Determination to remain free grips Jenny, especially after she meets William and there’s a hint of romance. But while peddling household goods and showing a Passion of the Christ moving picture, he discovers his father’s brutal murder.
Will Jenny avoid the bounty hunters? Can she forgive the person who turns her in? Will she find peace, joy and love?
SS: Where did you get the idea for this book?
From my maternal grandparents. According to some relatives, Grandma had to run from an abusive uncle, a judge. She was orphan, but unlike Jenny who rides away on her horse, she packed a suitcase and walked, finally ending up in a small community 30 miles away. My grandfather went about the country showing a Passion of the Christ picture show, and his father was murdered, instances similar to my leading man, William.
SS: Tell us about your main character.
Jenny Louis Parks is a talented, spirited, gal with plenty of spunk but she’s also confused as to why God will allow her parents to die and for her to have to run from abuse and have nowhere to go.
SS: Is there a spiritual message in your book? If so, what is it?
William’s favorite song is “The Ninety and Nine,” that tells how God cares for His sheep—even a sheep who feels alone. That’s the book theme.

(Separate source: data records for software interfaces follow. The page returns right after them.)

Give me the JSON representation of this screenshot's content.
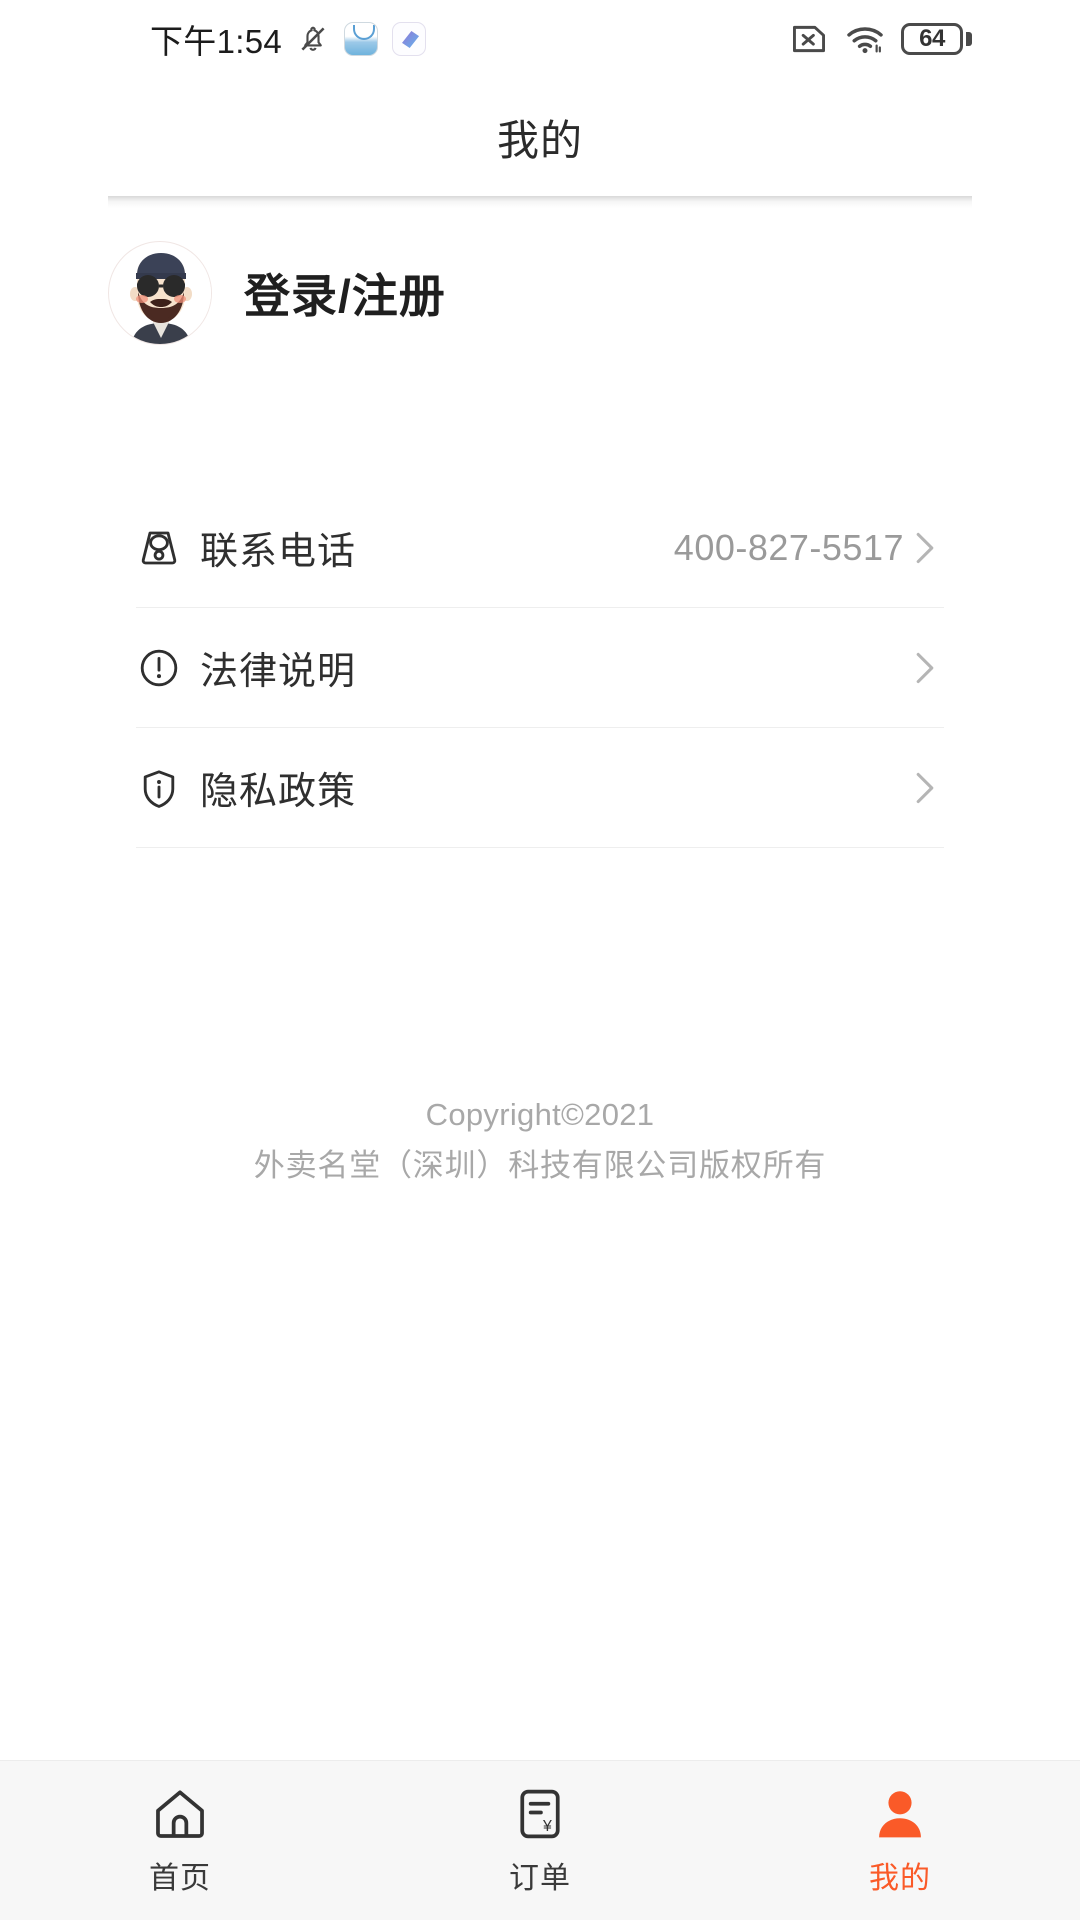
{
  "status_bar": {
    "time": "下午1:54",
    "bell_icon": "bell-muted-icon",
    "app_icon_1": "app-shortcut-icon",
    "app_icon_2": "app-shortcut-icon",
    "no_sim_icon": "no-sim-icon",
    "wifi_icon": "wifi-icon",
    "battery_level": "64"
  },
  "header": {
    "title": "我的"
  },
  "profile": {
    "avatar_icon": "user-avatar",
    "name": "登录/注册"
  },
  "menu": {
    "items": [
      {
        "icon": "telephone-icon",
        "label": "联系电话",
        "value": "400-827-5517",
        "chevron": "chevron-right-icon"
      },
      {
        "icon": "exclamation-circle-icon",
        "label": "法律说明",
        "value": "",
        "chevron": "chevron-right-icon"
      },
      {
        "icon": "shield-info-icon",
        "label": "隐私政策",
        "value": "",
        "chevron": "chevron-right-icon"
      }
    ]
  },
  "footer": {
    "line1": "Copyright©2021",
    "line2": "外卖名堂（深圳）科技有限公司版权所有"
  },
  "tabbar": {
    "active_color": "#fa5a28",
    "inactive_color": "#3a3a3a",
    "items": [
      {
        "icon": "home-icon",
        "label": "首页",
        "active": false
      },
      {
        "icon": "order-receipt-icon",
        "label": "订单",
        "active": false
      },
      {
        "icon": "person-icon",
        "label": "我的",
        "active": true
      }
    ]
  }
}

SS: What are you working on now?
The sequel to The Lady Fugitive. I have some interesting characters already and some of the people from the first book appear in this one. I’m only about 10,000 words into it so far.
SS: Tell us three things about yourself that would surprise your readers.
1. I have five children, all serving the Lord, some in ministry and one in heaven.
2. I’ve been a published writer since I was in my teens. Although I didn’t write every day, I made time to write. I am a retired journalist (The Pueblo Chieftain in Colorado). I still write for Christian publications and most recently began writing devotions for a teen devotional magazine.
3. I didn’t meet another free lance writer until I had been writing for many years.
SS: Favorite TV shows?
Old ones without bad language or sex scenes, and the type of people who pray before meals and attend church. The Lord told Ezekiel to “go throughout the city of Jerusalem and put a mark on the foreheads of those who grieve and lament over all the detestable things that are done in it.” Those with a mark were spared from God’s judgment. (Ezekiel 9:5—11).
SS: Anything special you eat or drink while you’re writing?
Because I suffer from dry mouth, sometimes I eat a Popsicle.
SS: How do you celebrate after completing a book?
With a sigh of relief, and enough joy to start another project.
SS: Where can readers find you on the Internet?
Amazon Ada Brownell author page: https://www.amazon.com/author/adabrownell
Read the first chapter of The Lady Fugitive here: http://ow.ly/CHtxB
SS: Anything else you’d like to share with us?
IN ADDITION TO The Lady Fugitive, I have these other books: Imagine the Future You, a youth Bible study; Joe the Dreamer: The Castle and the Catapult; Swallowed by Life: Mysteries of Death, Resurrection and the Eternal; and Confessions of a Pentecostal, out of print but released in 2012 for Kindle. All the books are available in paper or for Kindle. Imagine the Future You audiobook is available at www.Audible.com Free book with new Audible membership.
Thanks for inviting me to be your guest!
Ada is giving away an ebook copy of The Lady Fugitive. Leave a comment, along with your contact information for a chance to win.